:: LISTED RECORDS

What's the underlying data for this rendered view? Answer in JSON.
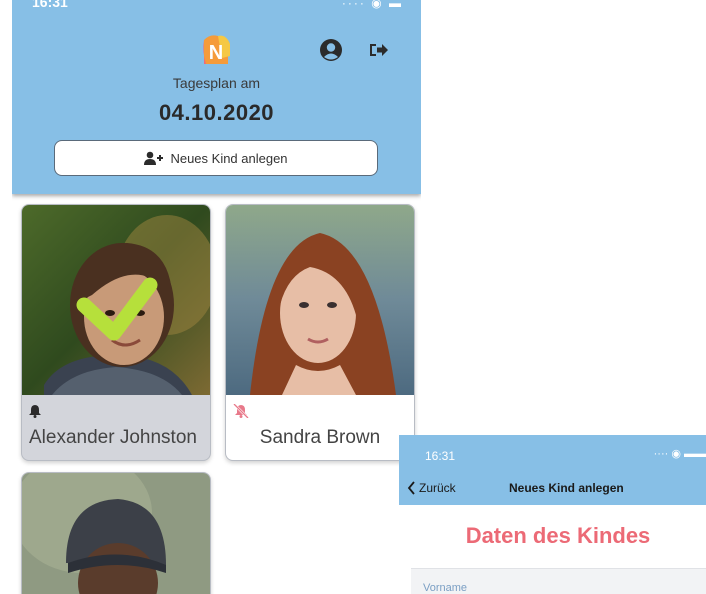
{
  "main_screen": {
    "status_time": "16:31",
    "logo_letter": "N",
    "icons": {
      "profile": "user-circle-icon",
      "logout": "sign-out-icon",
      "add_user": "user-plus-icon",
      "bell": "bell-icon",
      "bell_off": "bell-slash-icon",
      "check": "check-mark-icon"
    },
    "tagesplan_label": "Tagesplan am",
    "date": "04.10.2020",
    "new_child_button": "Neues Kind anlegen",
    "children": [
      {
        "name": "Alexander Johnston",
        "present": true,
        "notifications": "on"
      },
      {
        "name": "Sandra Brown",
        "present": false,
        "notifications": "off"
      },
      {
        "name": "",
        "present": true,
        "notifications": ""
      }
    ],
    "colors": {
      "header": "#87bfe6",
      "check": "#b6e03b",
      "bell_off": "#e8798a",
      "present_card": "#d3d5db"
    }
  },
  "form_screen": {
    "status_time": "16:31",
    "back_label": "Zurück",
    "title": "Neues Kind anlegen",
    "section_title": "Daten des Kindes",
    "fields": [
      {
        "label": "Vorname",
        "value": ""
      }
    ],
    "colors": {
      "section_title": "#ec6a76"
    }
  }
}
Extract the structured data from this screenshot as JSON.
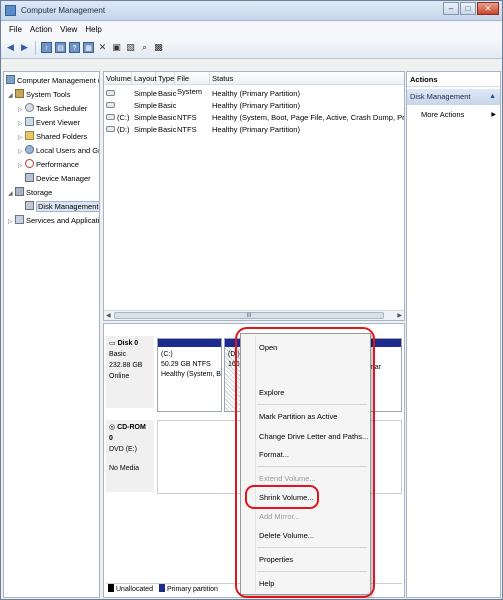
{
  "window": {
    "title": "Computer Management"
  },
  "menubar": {
    "items": [
      "File",
      "Action",
      "View",
      "Help"
    ]
  },
  "toolbar": {
    "icons": [
      "back-icon",
      "forward-icon",
      "up-icon",
      "show-tree-icon",
      "help-icon",
      "properties-icon",
      "delete-icon",
      "export-icon",
      "new-icon",
      "search-icon",
      "refresh-icon"
    ]
  },
  "tree": {
    "items": [
      {
        "label": "Computer Management (Local",
        "icon": "computer-icon"
      },
      {
        "label": "System Tools",
        "icon": "tools-icon"
      },
      {
        "label": "Task Scheduler",
        "icon": "clock-icon"
      },
      {
        "label": "Event Viewer",
        "icon": "event-icon"
      },
      {
        "label": "Shared Folders",
        "icon": "folder-icon"
      },
      {
        "label": "Local Users and Groups",
        "icon": "users-icon"
      },
      {
        "label": "Performance",
        "icon": "performance-icon"
      },
      {
        "label": "Device Manager",
        "icon": "device-icon"
      },
      {
        "label": "Storage",
        "icon": "storage-icon"
      },
      {
        "label": "Disk Management",
        "icon": "disk-icon"
      },
      {
        "label": "Services and Applications",
        "icon": "services-icon"
      }
    ]
  },
  "volume_list": {
    "columns": [
      "Volume",
      "Layout",
      "Type",
      "File System",
      "Status"
    ],
    "rows": [
      {
        "volume": "",
        "layout": "Simple",
        "type": "Basic",
        "fs": "",
        "status": "Healthy (Primary Partition)"
      },
      {
        "volume": "",
        "layout": "Simple",
        "type": "Basic",
        "fs": "",
        "status": "Healthy (Primary Partition)"
      },
      {
        "volume": "(C:)",
        "layout": "Simple",
        "type": "Basic",
        "fs": "NTFS",
        "status": "Healthy (System, Boot, Page File, Active, Crash Dump, Primary Partition"
      },
      {
        "volume": "(D:)",
        "layout": "Simple",
        "type": "Basic",
        "fs": "NTFS",
        "status": "Healthy (Primary Partition)"
      }
    ],
    "scroll_grip": "III"
  },
  "disks": {
    "disk0": {
      "name": "Disk 0",
      "type": "Basic",
      "size": "232.88 GB",
      "state": "Online"
    },
    "cdrom0": {
      "name": "CD-ROM 0",
      "type": "DVD (E:)",
      "state": "No Media"
    },
    "partitions": {
      "c": {
        "name": "(C:)",
        "size": "50.29 GB NTFS",
        "status": "Healthy (System, Boo"
      },
      "d": {
        "name": "(D:)",
        "size": "166.0"
      },
      "last": {
        "status": "(Primar"
      }
    }
  },
  "legend": {
    "unallocated": "Unallocated",
    "primary": "Primary partition"
  },
  "actions": {
    "header": "Actions",
    "section": "Disk Management",
    "more": "More Actions"
  },
  "context_menu": {
    "open": "Open",
    "explore": "Explore",
    "mark_active": "Mark Partition as Active",
    "change_letter": "Change Drive Letter and Paths...",
    "format": "Format...",
    "extend": "Extend Volume...",
    "shrink": "Shrink Volume...",
    "add_mirror": "Add Mirror...",
    "delete": "Delete Volume...",
    "properties": "Properties",
    "help": "Help"
  },
  "colors": {
    "primary_partition": "#1d2a8e",
    "unallocated": "#000000",
    "annotation": "#e0161c"
  }
}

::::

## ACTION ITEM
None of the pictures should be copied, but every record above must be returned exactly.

## TASK ANSWER
What's the underlying data for this rendered view? Answer in JSON.
{
  "main_screen": {
    "status_time": "16:31",
    "logo_letter": "N",
    "icons": {
      "profile": "user-circle-icon",
      "logout": "sign-out-icon",
      "add_user": "user-plus-icon",
      "bell": "bell-icon",
      "bell_off": "bell-slash-icon",
      "check": "check-mark-icon"
    },
    "tagesplan_label": "Tagesplan am",
    "date": "04.10.2020",
    "new_child_button": "Neues Kind anlegen",
    "children": [
      {
        "name": "Alexander Johnston",
        "present": true,
        "notifications": "on"
      },
      {
        "name": "Sandra Brown",
        "present": false,
        "notifications": "off"
      },
      {
        "name": "",
        "present": true,
        "notifications": ""
      }
    ],
    "colors": {
      "header": "#87bfe6",
      "check": "#b6e03b",
      "bell_off": "#e8798a",
      "present_card": "#d3d5db"
    }
  },
  "form_screen": {
    "status_time": "16:31",
    "back_label": "Zurück",
    "title": "Neues Kind anlegen",
    "section_title": "Daten des Kindes",
    "fields": [
      {
        "label": "Vorname",
        "value": ""
      }
    ],
    "colors": {
      "section_title": "#ec6a76"
    }
  }
}
Extract the structured data from this screenshot as JSON.
{
  "window": {
    "title": "Computer Management"
  },
  "menubar": {
    "items": [
      "File",
      "Action",
      "View",
      "Help"
    ]
  },
  "toolbar": {
    "icons": [
      "back-icon",
      "forward-icon",
      "up-icon",
      "show-tree-icon",
      "help-icon",
      "properties-icon",
      "delete-icon",
      "export-icon",
      "new-icon",
      "search-icon",
      "refresh-icon"
    ]
  },
  "tree": {
    "items": [
      {
        "label": "Computer Management (Local",
        "icon": "computer-icon"
      },
      {
        "label": "System Tools",
        "icon": "tools-icon"
      },
      {
        "label": "Task Scheduler",
        "icon": "clock-icon"
      },
      {
        "label": "Event Viewer",
        "icon": "event-icon"
      },
      {
        "label": "Shared Folders",
        "icon": "folder-icon"
      },
      {
        "label": "Local Users and Groups",
        "icon": "users-icon"
      },
      {
        "label": "Performance",
        "icon": "performance-icon"
      },
      {
        "label": "Device Manager",
        "icon": "device-icon"
      },
      {
        "label": "Storage",
        "icon": "storage-icon"
      },
      {
        "label": "Disk Management",
        "icon": "disk-icon"
      },
      {
        "label": "Services and Applications",
        "icon": "services-icon"
      }
    ]
  },
  "volume_list": {
    "columns": [
      "Volume",
      "Layout",
      "Type",
      "File System",
      "Status"
    ],
    "rows": [
      {
        "volume": "",
        "layout": "Simple",
        "type": "Basic",
        "fs": "",
        "status": "Healthy (Primary Partition)"
      },
      {
        "volume": "",
        "layout": "Simple",
        "type": "Basic",
        "fs": "",
        "status": "Healthy (Primary Partition)"
      },
      {
        "volume": "(C:)",
        "layout": "Simple",
        "type": "Basic",
        "fs": "NTFS",
        "status": "Healthy (System, Boot, Page File, Active, Crash Dump, Primary Partition"
      },
      {
        "volume": "(D:)",
        "layout": "Simple",
        "type": "Basic",
        "fs": "NTFS",
        "status": "Healthy (Primary Partition)"
      }
    ],
    "scroll_grip": "III"
  },
  "disks": {
    "disk0": {
      "name": "Disk 0",
      "type": "Basic",
      "size": "232.88 GB",
      "state": "Online"
    },
    "cdrom0": {
      "name": "CD-ROM 0",
      "type": "DVD (E:)",
      "state": "No Media"
    },
    "partitions": {
      "c": {
        "name": "(C:)",
        "size": "50.29 GB NTFS",
        "status": "Healthy (System, Boo"
      },
      "d": {
        "name": "(D:)",
        "size": "166.0"
      },
      "last": {
        "status": "(Primar"
      }
    }
  },
  "legend": {
    "unallocated": "Unallocated",
    "primary": "Primary partition"
  },
  "actions": {
    "header": "Actions",
    "section": "Disk Management",
    "more": "More Actions"
  },
  "context_menu": {
    "open": "Open",
    "explore": "Explore",
    "mark_active": "Mark Partition as Active",
    "change_letter": "Change Drive Letter and Paths...",
    "format": "Format...",
    "extend": "Extend Volume...",
    "shrink": "Shrink Volume...",
    "add_mirror": "Add Mirror...",
    "delete": "Delete Volume...",
    "properties": "Properties",
    "help": "Help"
  },
  "colors": {
    "primary_partition": "#1d2a8e",
    "unallocated": "#000000",
    "annotation": "#e0161c"
  }
}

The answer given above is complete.